A March Government Accountability Office (GAO) report to Congress found that the U.S. ballistic missile defense system (BMDS) has been subject to cost overruns and vague accounting and failed to achieve any of its six testing objectives for fiscal year 2008, which ended Sept. 30. Nevertheless, several system elements, including 24 upgraded ground-based midcourse defense (GMD) interceptors, are being deployed before being fully tested.
The U.S. missile defense system incorporates a variety of assets, including long-range radar facilities, satellites, and missile interceptors based on land and at sea. The Pentagon's Missile Defense Agency (MDA) has spent nearly $56 billion researching and deploying various elements of the system since 2002.
The report notes that, for the sixth year in a row, GAO was unable to assess conclusively the total cost of ballistic missile defense programs because the MDA does not provide baseline budget numbers as other major defense programs do. Nevertheless, by reviewing individual contracts, GAO estimates that MDA contractors overran budgeted costs by $152.4 million in fiscal year 2008. The Space Tracking and Surveillance System (STSS), a proposed group of satellites intended to monitor the globe for missile launches, exceeded its budget the most of the 14 contracts GAO examined.

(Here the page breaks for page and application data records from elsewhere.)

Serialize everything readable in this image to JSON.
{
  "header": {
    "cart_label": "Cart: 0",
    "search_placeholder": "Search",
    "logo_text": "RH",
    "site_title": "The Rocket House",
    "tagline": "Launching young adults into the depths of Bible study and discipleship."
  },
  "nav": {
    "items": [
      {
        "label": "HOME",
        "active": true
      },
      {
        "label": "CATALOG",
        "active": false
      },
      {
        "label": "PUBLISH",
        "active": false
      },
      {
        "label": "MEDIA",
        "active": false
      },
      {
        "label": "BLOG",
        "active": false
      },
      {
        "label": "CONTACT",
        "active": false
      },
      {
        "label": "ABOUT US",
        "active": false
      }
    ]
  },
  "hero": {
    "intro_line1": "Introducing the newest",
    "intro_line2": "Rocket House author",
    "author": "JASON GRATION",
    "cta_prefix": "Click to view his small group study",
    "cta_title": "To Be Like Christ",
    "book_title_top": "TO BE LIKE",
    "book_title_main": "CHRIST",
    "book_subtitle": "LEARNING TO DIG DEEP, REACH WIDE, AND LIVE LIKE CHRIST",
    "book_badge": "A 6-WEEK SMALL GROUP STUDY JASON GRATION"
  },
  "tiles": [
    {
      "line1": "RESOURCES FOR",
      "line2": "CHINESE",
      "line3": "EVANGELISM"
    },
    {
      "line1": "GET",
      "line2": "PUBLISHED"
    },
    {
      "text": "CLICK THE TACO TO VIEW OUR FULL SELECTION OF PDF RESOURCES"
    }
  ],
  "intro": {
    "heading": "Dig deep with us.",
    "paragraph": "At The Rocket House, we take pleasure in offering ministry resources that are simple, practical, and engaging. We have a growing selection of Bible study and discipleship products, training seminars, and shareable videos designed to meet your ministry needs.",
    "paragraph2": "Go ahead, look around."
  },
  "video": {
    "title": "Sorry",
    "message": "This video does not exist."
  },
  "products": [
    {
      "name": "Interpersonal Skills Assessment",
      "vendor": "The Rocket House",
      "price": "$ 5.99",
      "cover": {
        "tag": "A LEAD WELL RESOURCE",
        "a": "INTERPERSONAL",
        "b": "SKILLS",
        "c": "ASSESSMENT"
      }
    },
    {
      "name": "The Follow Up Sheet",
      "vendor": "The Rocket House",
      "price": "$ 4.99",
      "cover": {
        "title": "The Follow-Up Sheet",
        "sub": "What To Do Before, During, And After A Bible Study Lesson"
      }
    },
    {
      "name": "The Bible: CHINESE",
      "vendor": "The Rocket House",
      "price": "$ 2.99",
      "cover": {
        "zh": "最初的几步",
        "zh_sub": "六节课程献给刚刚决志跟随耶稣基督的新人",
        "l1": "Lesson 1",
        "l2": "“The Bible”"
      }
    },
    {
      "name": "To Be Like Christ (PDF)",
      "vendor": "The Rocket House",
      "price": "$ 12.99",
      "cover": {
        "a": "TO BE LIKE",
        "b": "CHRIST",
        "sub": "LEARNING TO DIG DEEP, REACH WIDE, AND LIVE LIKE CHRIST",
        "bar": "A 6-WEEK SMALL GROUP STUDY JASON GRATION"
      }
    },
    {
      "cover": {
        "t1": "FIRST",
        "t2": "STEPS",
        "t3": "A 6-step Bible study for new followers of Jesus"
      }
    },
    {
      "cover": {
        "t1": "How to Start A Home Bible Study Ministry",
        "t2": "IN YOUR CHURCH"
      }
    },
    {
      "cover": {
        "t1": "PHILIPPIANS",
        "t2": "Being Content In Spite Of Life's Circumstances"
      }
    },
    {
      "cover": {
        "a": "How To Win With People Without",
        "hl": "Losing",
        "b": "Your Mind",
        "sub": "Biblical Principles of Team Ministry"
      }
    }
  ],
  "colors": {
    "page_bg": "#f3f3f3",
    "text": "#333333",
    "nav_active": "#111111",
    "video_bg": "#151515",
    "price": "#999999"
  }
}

STSS costs exceeded budget projections by $87.9 million in fiscal year 2008, accounting for more than one-half of the MDA's red ink. The report estimates that, by the time all 14 contracts are completed, cumulative costs will exceed their budget projections by at least $2 billion and possibly as much as $3 billion.
The GMD program, which is intended to intercept ICBMs beyond the earth's atmosphere, came in under budget by almost $54 million for fiscal year 2008. The GAO notes that this rare bright spot in the MDA's budget performance is due primarily to the fact that the MDA did not emplace the three ground-based interceptors planned for fiscal year 2008 or conduct either of its two scheduled GMD flight tests.
All ballistic missile defense programs experienced testing delays, according to the report. As a result of these delays, none of the six "knowledge points" specified for 2008 by former MDA Director Lt. Gen. Henry Obering were achieved. The report concludes that, as a result of shortfalls in testing, "comprehensive assessments of the capabilities and limitations of the [ballistic missile defense system] are not currently possible."
Some elements of the missile defense system are being deployed without being fully tested, the report finds. For example, the MDA purchased 20 SM-3 Block 1A missiles in 2008, despite the fact that the SM-3 is not scheduled to be tested against a long-range missile until the third quarter of fiscal year 2009. Additionally, in response to earlier tests, the MDA began a program to refurbish its ground-based interceptors with upgraded kill vehicles and boosters. The upgraded model has not been flight-tested, yet "all 24 interceptors with this configuration are emplaced and considered operational," according to the GAO.
The fielding of missile defense assets before they have been fully tested is in keeping with the Bush administration's policy of "spiral development." In 2002 testimony before Congress, then-MDA Director Lt. Gen. Ronald Kadish stated that the Pentagon was willing to field prototypes ahead of comprehensive testing, then upgrade those assets as the situation demanded. (See ACT, April 2002.) The GAO report observes that the philosophy of spiral development allowed the MDA to quickly field an initial missile defense capability, as directed by President George W. Bush. As the MDA has continued to develop ballistic missile defense, the GAO notes that the agency "has been less successful in fostering adequate knowledge of system capabilities prior to manufacturing and fielding [ballistic missile defense] assets."
The report recommends that the secretary of defense direct the MDA to test the ground-based interceptor "against a complex scene with countermeasures" and to "ensure that items are not manufactured for fielding before their performance has been validated through testing."